What you have to do: Would you return the complete listing below word for word?

Data extracts:
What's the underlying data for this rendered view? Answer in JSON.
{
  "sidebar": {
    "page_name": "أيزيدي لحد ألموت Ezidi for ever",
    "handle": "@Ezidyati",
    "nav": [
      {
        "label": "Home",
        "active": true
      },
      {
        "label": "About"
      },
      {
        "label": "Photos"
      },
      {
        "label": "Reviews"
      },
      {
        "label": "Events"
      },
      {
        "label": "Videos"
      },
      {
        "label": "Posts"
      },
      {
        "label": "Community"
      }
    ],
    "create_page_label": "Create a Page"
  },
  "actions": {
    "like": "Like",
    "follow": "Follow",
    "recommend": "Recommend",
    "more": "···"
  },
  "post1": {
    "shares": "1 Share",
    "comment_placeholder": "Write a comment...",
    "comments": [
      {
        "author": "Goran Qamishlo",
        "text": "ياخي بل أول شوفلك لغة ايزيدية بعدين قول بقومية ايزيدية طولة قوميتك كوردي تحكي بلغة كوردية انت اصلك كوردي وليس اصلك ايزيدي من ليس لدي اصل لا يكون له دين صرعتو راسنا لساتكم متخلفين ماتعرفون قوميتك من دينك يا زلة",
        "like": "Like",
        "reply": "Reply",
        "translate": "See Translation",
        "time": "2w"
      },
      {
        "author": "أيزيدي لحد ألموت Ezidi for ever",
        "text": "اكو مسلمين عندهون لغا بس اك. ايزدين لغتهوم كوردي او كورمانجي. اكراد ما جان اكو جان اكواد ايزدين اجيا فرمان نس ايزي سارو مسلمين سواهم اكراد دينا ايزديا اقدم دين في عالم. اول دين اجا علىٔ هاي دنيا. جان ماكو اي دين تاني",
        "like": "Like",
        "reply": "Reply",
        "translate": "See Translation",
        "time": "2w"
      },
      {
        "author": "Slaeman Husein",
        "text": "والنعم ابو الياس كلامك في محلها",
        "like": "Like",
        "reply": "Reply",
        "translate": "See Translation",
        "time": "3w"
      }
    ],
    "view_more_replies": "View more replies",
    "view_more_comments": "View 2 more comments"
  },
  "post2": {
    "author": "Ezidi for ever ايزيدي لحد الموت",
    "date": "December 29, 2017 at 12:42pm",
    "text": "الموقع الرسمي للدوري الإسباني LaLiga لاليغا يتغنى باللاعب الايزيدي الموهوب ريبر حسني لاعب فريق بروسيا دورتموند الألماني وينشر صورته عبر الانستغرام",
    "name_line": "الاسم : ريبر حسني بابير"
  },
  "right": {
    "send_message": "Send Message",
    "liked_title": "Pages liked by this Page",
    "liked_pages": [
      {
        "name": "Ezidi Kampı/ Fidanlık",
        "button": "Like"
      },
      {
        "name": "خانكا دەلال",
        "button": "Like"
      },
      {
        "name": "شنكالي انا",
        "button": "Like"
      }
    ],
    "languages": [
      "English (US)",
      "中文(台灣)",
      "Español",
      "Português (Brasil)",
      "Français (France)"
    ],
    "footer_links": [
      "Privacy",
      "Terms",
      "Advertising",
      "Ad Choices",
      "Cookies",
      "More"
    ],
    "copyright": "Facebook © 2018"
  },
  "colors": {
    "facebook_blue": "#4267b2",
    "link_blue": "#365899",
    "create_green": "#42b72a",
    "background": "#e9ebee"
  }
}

Solution:
What's the underlying data for this rendered view? Answer in JSON.
{
  "sidebar": {
    "page_name": "أيزيدي لحد ألموت Ezidi for ever",
    "handle": "@Ezidyati",
    "nav": [
      {
        "label": "Home",
        "active": true
      },
      {
        "label": "About"
      },
      {
        "label": "Photos"
      },
      {
        "label": "Reviews"
      },
      {
        "label": "Events"
      },
      {
        "label": "Videos"
      },
      {
        "label": "Posts"
      },
      {
        "label": "Community"
      }
    ],
    "create_page_label": "Create a Page"
  },
  "actions": {
    "like": "Like",
    "follow": "Follow",
    "recommend": "Recommend",
    "more": "···"
  },
  "post1": {
    "shares": "1 Share",
    "comment_placeholder": "Write a comment...",
    "comments": [
      {
        "author": "Goran Qamishlo",
        "text": "ياخي بل أول شوفلك لغة ايزيدية بعدين قول بقومية ايزيدية طولة قوميتك كوردي تحكي بلغة كوردية انت اصلك كوردي وليس اصلك ايزيدي من ليس لدي اصل لا يكون له دين صرعتو راسنا لساتكم متخلفين ماتعرفون قوميتك من دينك يا زلة",
        "like": "Like",
        "reply": "Reply",
        "translate": "See Translation",
        "time": "2w"
      },
      {
        "author": "أيزيدي لحد ألموت Ezidi for ever",
        "text": "اكو مسلمين عندهون لغا بس اك. ايزدين لغتهوم كوردي او كورمانجي. اكراد ما جان اكو جان اكواد ايزدين اجيا فرمان نس ايزي سارو مسلمين سواهم اكراد دينا ايزديا اقدم دين في عالم. اول دين اجا علىٔ هاي دنيا. جان ماكو اي دين تاني",
        "like": "Like",
        "reply": "Reply",
        "translate": "See Translation",
        "time": "2w"
      },
      {
        "author": "Slaeman Husein",
        "text": "والنعم ابو الياس كلامك في محلها",
        "like": "Like",
        "reply": "Reply",
        "translate": "See Translation",
        "time": "3w"
      }
    ],
    "view_more_replies": "View more replies",
    "view_more_comments": "View 2 more comments"
  },
  "post2": {
    "author": "Ezidi for ever ايزيدي لحد الموت",
    "date": "December 29, 2017 at 12:42pm",
    "text": "الموقع الرسمي للدوري الإسباني LaLiga لاليغا يتغنى باللاعب الايزيدي الموهوب ريبر حسني لاعب فريق بروسيا دورتموند الألماني وينشر صورته عبر الانستغرام",
    "name_line": "الاسم : ريبر حسني بابير"
  },
  "right": {
    "send_message": "Send Message",
    "liked_title": "Pages liked by this Page",
    "liked_pages": [
      {
        "name": "Ezidi Kampı/ Fidanlık",
        "button": "Like"
      },
      {
        "name": "خانكا دەلال",
        "button": "Like"
      },
      {
        "name": "شنكالي انا",
        "button": "Like"
      }
    ],
    "languages": [
      "English (US)",
      "中文(台灣)",
      "Español",
      "Português (Brasil)",
      "Français (France)"
    ],
    "footer_links": [
      "Privacy",
      "Terms",
      "Advertising",
      "Ad Choices",
      "Cookies",
      "More"
    ],
    "copyright": "Facebook © 2018"
  },
  "colors": {
    "facebook_blue": "#4267b2",
    "link_blue": "#365899",
    "create_green": "#42b72a",
    "background": "#e9ebee"
  }
}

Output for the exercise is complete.